** DATA UNDER STUDY follows **

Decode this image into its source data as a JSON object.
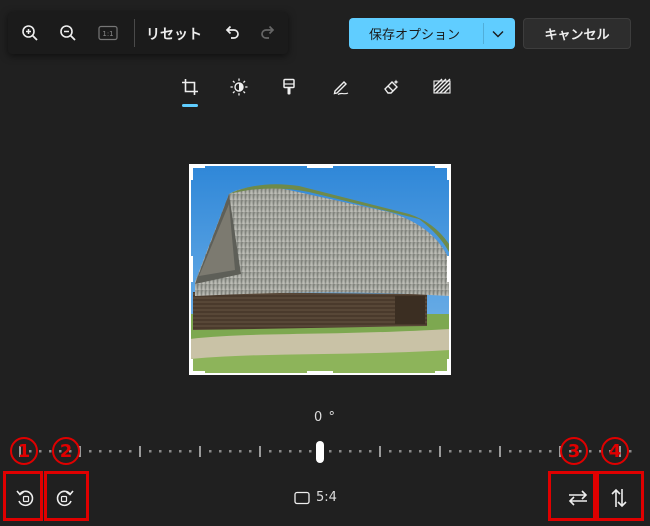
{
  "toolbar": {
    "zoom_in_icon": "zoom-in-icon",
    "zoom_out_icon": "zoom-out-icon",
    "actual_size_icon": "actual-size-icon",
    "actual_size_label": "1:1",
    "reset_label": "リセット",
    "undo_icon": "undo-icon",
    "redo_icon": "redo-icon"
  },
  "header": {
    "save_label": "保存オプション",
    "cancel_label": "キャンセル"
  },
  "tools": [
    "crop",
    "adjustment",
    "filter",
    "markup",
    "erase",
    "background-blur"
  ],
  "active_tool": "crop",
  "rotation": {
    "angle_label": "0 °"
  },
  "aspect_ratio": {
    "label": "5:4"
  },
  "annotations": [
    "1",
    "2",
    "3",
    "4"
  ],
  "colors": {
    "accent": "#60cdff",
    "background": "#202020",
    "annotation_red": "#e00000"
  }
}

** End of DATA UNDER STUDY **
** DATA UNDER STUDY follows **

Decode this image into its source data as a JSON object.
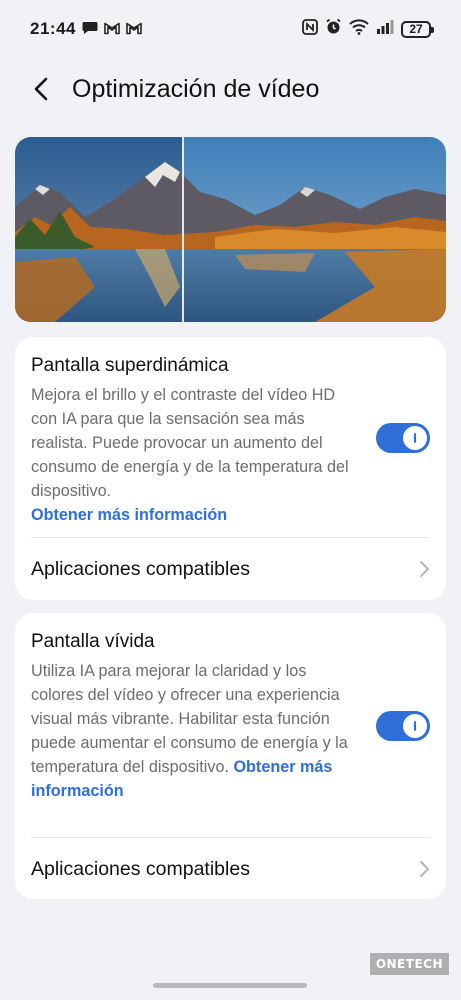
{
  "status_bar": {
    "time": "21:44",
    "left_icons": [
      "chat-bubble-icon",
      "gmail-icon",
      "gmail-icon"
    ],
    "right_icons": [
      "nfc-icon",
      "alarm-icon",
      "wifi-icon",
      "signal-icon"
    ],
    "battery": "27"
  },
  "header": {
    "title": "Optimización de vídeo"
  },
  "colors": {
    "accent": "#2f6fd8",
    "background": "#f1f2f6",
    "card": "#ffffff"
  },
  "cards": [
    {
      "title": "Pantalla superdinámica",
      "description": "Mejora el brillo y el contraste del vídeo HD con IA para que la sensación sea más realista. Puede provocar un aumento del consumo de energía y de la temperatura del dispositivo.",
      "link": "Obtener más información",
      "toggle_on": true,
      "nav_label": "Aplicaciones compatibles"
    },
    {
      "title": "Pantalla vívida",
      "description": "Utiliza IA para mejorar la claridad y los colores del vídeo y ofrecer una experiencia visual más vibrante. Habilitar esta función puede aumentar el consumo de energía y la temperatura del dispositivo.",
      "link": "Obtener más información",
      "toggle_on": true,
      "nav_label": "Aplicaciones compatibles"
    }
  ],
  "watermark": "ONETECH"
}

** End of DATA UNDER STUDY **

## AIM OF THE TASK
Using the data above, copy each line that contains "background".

## YOUR SOLUTION
    "background-blur"
    "background": "#202020",
    "background": "#f1f2f6",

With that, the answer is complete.